=== Data records ===
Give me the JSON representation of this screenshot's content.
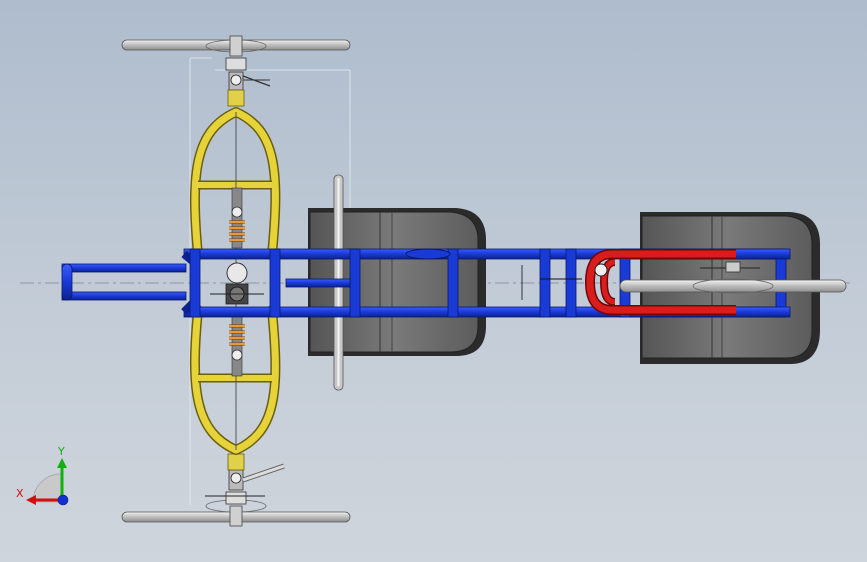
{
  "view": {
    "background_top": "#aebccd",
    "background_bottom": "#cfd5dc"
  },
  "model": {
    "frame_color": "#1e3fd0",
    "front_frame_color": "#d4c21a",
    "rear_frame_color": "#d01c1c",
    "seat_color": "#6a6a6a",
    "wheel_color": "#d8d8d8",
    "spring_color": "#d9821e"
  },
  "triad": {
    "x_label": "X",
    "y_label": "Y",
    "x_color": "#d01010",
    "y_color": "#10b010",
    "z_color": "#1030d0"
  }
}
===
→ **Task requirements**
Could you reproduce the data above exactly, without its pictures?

→ **Answer to this problem**
Give me the JSON representation of this screenshot's content.
{
  "view": {
    "background_top": "#aebccd",
    "background_bottom": "#cfd5dc"
  },
  "model": {
    "frame_color": "#1e3fd0",
    "front_frame_color": "#d4c21a",
    "rear_frame_color": "#d01c1c",
    "seat_color": "#6a6a6a",
    "wheel_color": "#d8d8d8",
    "spring_color": "#d9821e"
  },
  "triad": {
    "x_label": "X",
    "y_label": "Y",
    "x_color": "#d01010",
    "y_color": "#10b010",
    "z_color": "#1030d0"
  }
}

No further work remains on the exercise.